*TASK TO CARRY OUT:* Keep the wording of each record exactly the same when you repeat it, and leave out pictures.

[Data about app and page elements]
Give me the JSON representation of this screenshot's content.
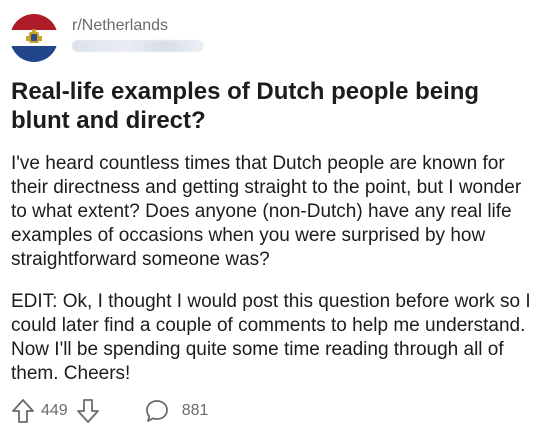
{
  "post": {
    "subreddit": "r/Netherlands",
    "title": "Real-life examples of Dutch people being blunt and direct?",
    "body": [
      "I've heard countless times that Dutch people are known for their directness and getting straight to the point, but I wonder to what extent? Does anyone (non-Dutch) have any real life examples of occasions when you were surprised by how straightforward someone was?",
      "EDIT: Ok, I thought I would post this question before work so I could later find a couple of comments to help me understand. Now I'll be spending quite some time reading through all of them. Cheers!"
    ],
    "votes": "449",
    "comments": "881"
  },
  "icons": {
    "avatar": "netherlands-flag-avatar",
    "upvote": "upvote-arrow-icon",
    "downvote": "downvote-arrow-icon",
    "comment": "comment-bubble-icon"
  },
  "colors": {
    "flag_red": "#ae1c28",
    "flag_white": "#ffffff",
    "flag_blue": "#21468b",
    "muted_text": "#6b6b6b",
    "text": "#1c1c1c"
  }
}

*SOLUTION TO THIS TASK:*
Give me the JSON representation of this screenshot's content.
{
  "post": {
    "subreddit": "r/Netherlands",
    "title": "Real-life examples of Dutch people being blunt and direct?",
    "body": [
      "I've heard countless times that Dutch people are known for their directness and getting straight to the point, but I wonder to what extent? Does anyone (non-Dutch) have any real life examples of occasions when you were surprised by how straightforward someone was?",
      "EDIT: Ok, I thought I would post this question before work so I could later find a couple of comments to help me understand. Now I'll be spending quite some time reading through all of them. Cheers!"
    ],
    "votes": "449",
    "comments": "881"
  },
  "icons": {
    "avatar": "netherlands-flag-avatar",
    "upvote": "upvote-arrow-icon",
    "downvote": "downvote-arrow-icon",
    "comment": "comment-bubble-icon"
  },
  "colors": {
    "flag_red": "#ae1c28",
    "flag_white": "#ffffff",
    "flag_blue": "#21468b",
    "muted_text": "#6b6b6b",
    "text": "#1c1c1c"
  }
}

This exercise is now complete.